## What the exercise asks
Copy the entries below word for word, minus the pictures.

───── Supplied material ─────

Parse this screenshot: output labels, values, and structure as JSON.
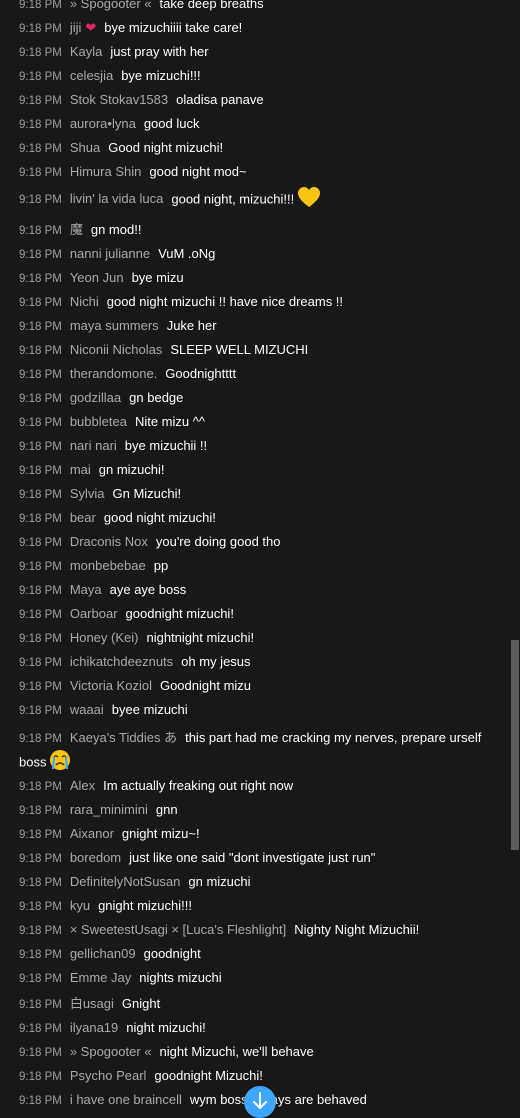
{
  "chat": {
    "messages": [
      {
        "time": "9:18 PM",
        "author": "» Spogooter «",
        "text": "take deep breaths"
      },
      {
        "time": "9:18 PM",
        "author": "jiji",
        "badge": "heart-icon",
        "text": "bye mizuchiiii take care!"
      },
      {
        "time": "9:18 PM",
        "author": "Kayla",
        "text": "just pray with her"
      },
      {
        "time": "9:18 PM",
        "author": "celesjia",
        "text": "bye mizuchi!!!"
      },
      {
        "time": "9:18 PM",
        "author": "Stok Stokav1583",
        "text": "oladisa panave"
      },
      {
        "time": "9:18 PM",
        "author": "aurora•lyna",
        "text": "good luck"
      },
      {
        "time": "9:18 PM",
        "author": "Shua",
        "text": "Good night mizuchi!"
      },
      {
        "time": "9:18 PM",
        "author": "Himura Shin",
        "text": "good night mod~"
      },
      {
        "time": "9:18 PM",
        "author": "livin' la vida luca",
        "text": "good night, mizuchi!!!",
        "emoji": "yellow-heart-emoji"
      },
      {
        "time": "9:18 PM",
        "author": "魔",
        "text": "gn mod!!"
      },
      {
        "time": "9:18 PM",
        "author": "nanni julianne",
        "text": "VuM .oNg"
      },
      {
        "time": "9:18 PM",
        "author": "Yeon Jun",
        "text": "bye mizu"
      },
      {
        "time": "9:18 PM",
        "author": "Nichi",
        "text": "good night mizuchi !! have nice dreams !!"
      },
      {
        "time": "9:18 PM",
        "author": "maya summers",
        "text": "Juke her"
      },
      {
        "time": "9:18 PM",
        "author": "Niconii Nicholas",
        "text": "SLEEP WELL MIZUCHI"
      },
      {
        "time": "9:18 PM",
        "author": "therandomone.",
        "text": "Goodnightttt"
      },
      {
        "time": "9:18 PM",
        "author": "godzillaa",
        "text": "gn bedge"
      },
      {
        "time": "9:18 PM",
        "author": "bubbletea",
        "text": "Nite mizu ^^"
      },
      {
        "time": "9:18 PM",
        "author": "nari nari",
        "text": "bye mizuchii !!"
      },
      {
        "time": "9:18 PM",
        "author": "mai",
        "text": "gn mizuchi!"
      },
      {
        "time": "9:18 PM",
        "author": "Sylvia",
        "text": "Gn Mizuchi!"
      },
      {
        "time": "9:18 PM",
        "author": "bear",
        "text": "good night mizuchi!"
      },
      {
        "time": "9:18 PM",
        "author": "Draconis Nox",
        "text": "you're doing good tho"
      },
      {
        "time": "9:18 PM",
        "author": "monbebebae",
        "text": "pp"
      },
      {
        "time": "9:18 PM",
        "author": "Maya",
        "text": "aye aye boss"
      },
      {
        "time": "9:18 PM",
        "author": "Oarboar",
        "text": "goodnight mizuchi!"
      },
      {
        "time": "9:18 PM",
        "author": "Honey (Kei)",
        "text": "nightnight mizuchi!"
      },
      {
        "time": "9:18 PM",
        "author": "ichikatchdeeznuts",
        "text": "oh my jesus"
      },
      {
        "time": "9:18 PM",
        "author": "Victoria Koziol",
        "text": "Goodnight mizu"
      },
      {
        "time": "9:18 PM",
        "author": "waaai",
        "text": "byee mizuchi"
      },
      {
        "time": "9:18 PM",
        "author": "Kaeya's Tiddies あ",
        "text": "this part had me cracking my nerves, prepare urself boss",
        "emoji": "crying-face-emoji"
      },
      {
        "time": "9:18 PM",
        "author": "Alex",
        "text": "Im actually freaking out right now"
      },
      {
        "time": "9:18 PM",
        "author": "rara_minimini",
        "text": "gnn"
      },
      {
        "time": "9:18 PM",
        "author": "Aixanor",
        "text": "gnight mizu~!"
      },
      {
        "time": "9:18 PM",
        "author": "boredom",
        "text": "just like one said \"dont investigate just run\""
      },
      {
        "time": "9:18 PM",
        "author": "DefinitelyNotSusan",
        "text": "gn mizuchi"
      },
      {
        "time": "9:18 PM",
        "author": "kyu",
        "text": "gnight mizuchi!!!"
      },
      {
        "time": "9:18 PM",
        "author": "× SweetestUsagi × [Luca's Fleshlight]",
        "text": "Nighty Night Mizuchii!"
      },
      {
        "time": "9:18 PM",
        "author": "gellichan09",
        "text": "goodnight"
      },
      {
        "time": "9:18 PM",
        "author": "Emme Jay",
        "text": "nights mizuchi"
      },
      {
        "time": "9:18 PM",
        "author": "白usagi",
        "text": "Gnight"
      },
      {
        "time": "9:18 PM",
        "author": "ilyana19",
        "text": "night mizuchi!"
      },
      {
        "time": "9:18 PM",
        "author": "» Spogooter «",
        "text": "night Mizuchi, we'll behave"
      },
      {
        "time": "9:18 PM",
        "author": "Psycho Pearl",
        "text": "goodnight Mizuchi!"
      },
      {
        "time": "9:18 PM",
        "author": "i have one braincell",
        "text": "wym boss always are behaved"
      }
    ]
  },
  "scroll_down_icon": "arrow-down-icon",
  "colors": {
    "background": "#181818",
    "author": "#a9a9a9",
    "timestamp": "#9e9e9e",
    "text": "#ffffff",
    "accent": "#3ea6ff"
  }
}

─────

## Answer
Parse this screenshot: output labels, values, and structure as JSON.
{
  "chat": {
    "messages": [
      {
        "time": "9:18 PM",
        "author": "» Spogooter «",
        "text": "take deep breaths"
      },
      {
        "time": "9:18 PM",
        "author": "jiji",
        "badge": "heart-icon",
        "text": "bye mizuchiiii take care!"
      },
      {
        "time": "9:18 PM",
        "author": "Kayla",
        "text": "just pray with her"
      },
      {
        "time": "9:18 PM",
        "author": "celesjia",
        "text": "bye mizuchi!!!"
      },
      {
        "time": "9:18 PM",
        "author": "Stok Stokav1583",
        "text": "oladisa panave"
      },
      {
        "time": "9:18 PM",
        "author": "aurora•lyna",
        "text": "good luck"
      },
      {
        "time": "9:18 PM",
        "author": "Shua",
        "text": "Good night mizuchi!"
      },
      {
        "time": "9:18 PM",
        "author": "Himura Shin",
        "text": "good night mod~"
      },
      {
        "time": "9:18 PM",
        "author": "livin' la vida luca",
        "text": "good night, mizuchi!!!",
        "emoji": "yellow-heart-emoji"
      },
      {
        "time": "9:18 PM",
        "author": "魔",
        "text": "gn mod!!"
      },
      {
        "time": "9:18 PM",
        "author": "nanni julianne",
        "text": "VuM .oNg"
      },
      {
        "time": "9:18 PM",
        "author": "Yeon Jun",
        "text": "bye mizu"
      },
      {
        "time": "9:18 PM",
        "author": "Nichi",
        "text": "good night mizuchi !! have nice dreams !!"
      },
      {
        "time": "9:18 PM",
        "author": "maya summers",
        "text": "Juke her"
      },
      {
        "time": "9:18 PM",
        "author": "Niconii Nicholas",
        "text": "SLEEP WELL MIZUCHI"
      },
      {
        "time": "9:18 PM",
        "author": "therandomone.",
        "text": "Goodnightttt"
      },
      {
        "time": "9:18 PM",
        "author": "godzillaa",
        "text": "gn bedge"
      },
      {
        "time": "9:18 PM",
        "author": "bubbletea",
        "text": "Nite mizu ^^"
      },
      {
        "time": "9:18 PM",
        "author": "nari nari",
        "text": "bye mizuchii !!"
      },
      {
        "time": "9:18 PM",
        "author": "mai",
        "text": "gn mizuchi!"
      },
      {
        "time": "9:18 PM",
        "author": "Sylvia",
        "text": "Gn Mizuchi!"
      },
      {
        "time": "9:18 PM",
        "author": "bear",
        "text": "good night mizuchi!"
      },
      {
        "time": "9:18 PM",
        "author": "Draconis Nox",
        "text": "you're doing good tho"
      },
      {
        "time": "9:18 PM",
        "author": "monbebebae",
        "text": "pp"
      },
      {
        "time": "9:18 PM",
        "author": "Maya",
        "text": "aye aye boss"
      },
      {
        "time": "9:18 PM",
        "author": "Oarboar",
        "text": "goodnight mizuchi!"
      },
      {
        "time": "9:18 PM",
        "author": "Honey (Kei)",
        "text": "nightnight mizuchi!"
      },
      {
        "time": "9:18 PM",
        "author": "ichikatchdeeznuts",
        "text": "oh my jesus"
      },
      {
        "time": "9:18 PM",
        "author": "Victoria Koziol",
        "text": "Goodnight mizu"
      },
      {
        "time": "9:18 PM",
        "author": "waaai",
        "text": "byee mizuchi"
      },
      {
        "time": "9:18 PM",
        "author": "Kaeya's Tiddies あ",
        "text": "this part had me cracking my nerves, prepare urself boss",
        "emoji": "crying-face-emoji"
      },
      {
        "time": "9:18 PM",
        "author": "Alex",
        "text": "Im actually freaking out right now"
      },
      {
        "time": "9:18 PM",
        "author": "rara_minimini",
        "text": "gnn"
      },
      {
        "time": "9:18 PM",
        "author": "Aixanor",
        "text": "gnight mizu~!"
      },
      {
        "time": "9:18 PM",
        "author": "boredom",
        "text": "just like one said \"dont investigate just run\""
      },
      {
        "time": "9:18 PM",
        "author": "DefinitelyNotSusan",
        "text": "gn mizuchi"
      },
      {
        "time": "9:18 PM",
        "author": "kyu",
        "text": "gnight mizuchi!!!"
      },
      {
        "time": "9:18 PM",
        "author": "× SweetestUsagi × [Luca's Fleshlight]",
        "text": "Nighty Night Mizuchii!"
      },
      {
        "time": "9:18 PM",
        "author": "gellichan09",
        "text": "goodnight"
      },
      {
        "time": "9:18 PM",
        "author": "Emme Jay",
        "text": "nights mizuchi"
      },
      {
        "time": "9:18 PM",
        "author": "白usagi",
        "text": "Gnight"
      },
      {
        "time": "9:18 PM",
        "author": "ilyana19",
        "text": "night mizuchi!"
      },
      {
        "time": "9:18 PM",
        "author": "» Spogooter «",
        "text": "night Mizuchi, we'll behave"
      },
      {
        "time": "9:18 PM",
        "author": "Psycho Pearl",
        "text": "goodnight Mizuchi!"
      },
      {
        "time": "9:18 PM",
        "author": "i have one braincell",
        "text": "wym boss always are behaved"
      }
    ]
  },
  "scroll_down_icon": "arrow-down-icon",
  "colors": {
    "background": "#181818",
    "author": "#a9a9a9",
    "timestamp": "#9e9e9e",
    "text": "#ffffff",
    "accent": "#3ea6ff"
  }
}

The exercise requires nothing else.